The NZ Herald

4 September 2000

ACC gets on trail of child abusers

04.09.2000 - By MONIQUE DEVEREUX

Parents whose children have more than 10 accidents before they turn 5 will be investigated for child abuse the next time they seek medical treatment for the child.

The decision follows ACC's discovery of 236 children who have each been the subject of claims for treatment for more than 10 accidental injuries in the past five years.

In the most disturbing case, there were 52 claims for one child.

Such cases will now be referred to the Children, Young Persons and their Families Service for investigation.

The move to exchange information between Government agencies is part of a surge of initiatives to fight child abuse after several highly publicised deaths.

The report into the death of 4-year-old James Whakaruru by the Commissioner for Children prompted ACC to search its records last month for multiple claims.

In future ACC will notify CYFS if more than 10 claims are made before a child is 5.

Another horrific case of child abuse was marked in Carterton yesterday when several hundred people marched through the Wairarapa town in memory of Hinewaoriki Karaitiana-Matiaha, or Lillybing, who died in July.

A homicide inquiry was launched after an autopsy revealed that she had been bashed, scalded and sexually violated. No one has been arrested for her murder.

In Auckland, Xena, Warrior Princess star Lucy Lawless and TVNZ newsreader Liz Gunn have joined other mothers to form an action group to fight child abuse.

The yet-to-be-named group will endorse the Starship hospital's Safe and Sound appeal.

The appeal will raise money to set up New Zealand's first multi-agency "Cares" - Child and Adolescent Recovery, Empowerment and Safety - centre near the Starship.

CYFS general manager service delivery Ken Rand said the service would this week start looking into the 236 cases identified by ACC, although 20 per cent of them involved children already known to it.

One case was already the subject of a full investigation.

Mr Rand said that while the initial inquiries into each case would stretch the service, a real staff problem would begin only if a high proportion of the ACC cases involved genuine child abuse.

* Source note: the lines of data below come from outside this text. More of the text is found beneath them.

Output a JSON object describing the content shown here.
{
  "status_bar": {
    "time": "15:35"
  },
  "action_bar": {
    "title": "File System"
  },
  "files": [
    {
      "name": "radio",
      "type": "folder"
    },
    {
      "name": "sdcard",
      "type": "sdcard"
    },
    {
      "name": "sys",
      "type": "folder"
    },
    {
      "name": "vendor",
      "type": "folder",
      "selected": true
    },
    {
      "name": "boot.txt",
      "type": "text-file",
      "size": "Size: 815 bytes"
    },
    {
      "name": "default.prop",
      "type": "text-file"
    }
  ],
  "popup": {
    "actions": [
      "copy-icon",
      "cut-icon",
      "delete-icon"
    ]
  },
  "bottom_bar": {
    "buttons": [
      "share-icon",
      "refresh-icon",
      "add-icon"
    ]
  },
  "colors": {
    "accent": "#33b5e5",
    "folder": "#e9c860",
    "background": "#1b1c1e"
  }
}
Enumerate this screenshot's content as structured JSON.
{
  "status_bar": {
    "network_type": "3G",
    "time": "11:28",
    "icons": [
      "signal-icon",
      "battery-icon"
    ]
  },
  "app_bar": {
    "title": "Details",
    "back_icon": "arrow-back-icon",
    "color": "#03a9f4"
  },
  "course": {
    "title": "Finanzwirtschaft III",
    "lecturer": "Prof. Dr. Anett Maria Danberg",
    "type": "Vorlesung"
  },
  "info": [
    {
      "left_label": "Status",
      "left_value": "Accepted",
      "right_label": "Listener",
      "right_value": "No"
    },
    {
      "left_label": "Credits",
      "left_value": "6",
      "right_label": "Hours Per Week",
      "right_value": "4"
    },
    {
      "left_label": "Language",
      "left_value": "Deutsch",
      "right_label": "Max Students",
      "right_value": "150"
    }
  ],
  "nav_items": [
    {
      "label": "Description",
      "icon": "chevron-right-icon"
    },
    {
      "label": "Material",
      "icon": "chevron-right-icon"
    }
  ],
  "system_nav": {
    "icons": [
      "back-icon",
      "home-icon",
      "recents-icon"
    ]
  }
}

"Not all of these cases will be child abuse. Some of them are quite historic. Also, you know kids will be kids, and kids have accidental injuries all the time."

The service is also negotiating with the Royal College of General Practitioners to set up a similar link that may help identify child abuse cases. Other organisations with access to children, such as the Education Review Office, are also being targeted as potential sources of information to identify abuse.

Children's Commissioner Roger McClay said the new protocol linking ACC and CYFS was an excellent step, and he felt "quite chuffed" that the move had stemmed from his James Whakaruru report.

"Someone has sprung into action - little James Whakaruru's life has amounted to something after all."

But Mr McClay criticised doctors who have treated children suffering signs of abuse and failed to notify anyone of their concerns.

James Whakaruru had seen doctors 40 times before he was finally killed by his stepfather.

"How can you repeatedly treat the wounds of a child that are suspiciously non-accidental, then remember to claim ACC for your work, but forget to tell anyone that there is possibly a child in trouble?" Mr McClay asked.

"If you claimed insurance for your car 40 times in five years, the insurance company would be asking you a few questions. Why shouldn't doctors?"

Minister of Social Services Steve Maharey said that while it was difficult for doctors always to recognise the signs of child abuse, there came a point after treating accident after accident where doctors should take some action.

"That is what this system between ACC and CYFS is based on, a trigger point. Doctors are clearly in the frontline of dealing with children, and they need to find their own trigger point."

However, the chairwoman of the Medical Association, Dr Pippa MacKay, said she doubted whether any doctor suspecting child abuse would fail to report it.

* To donate to the Safe and Sound Appeal ring 0800 946 010.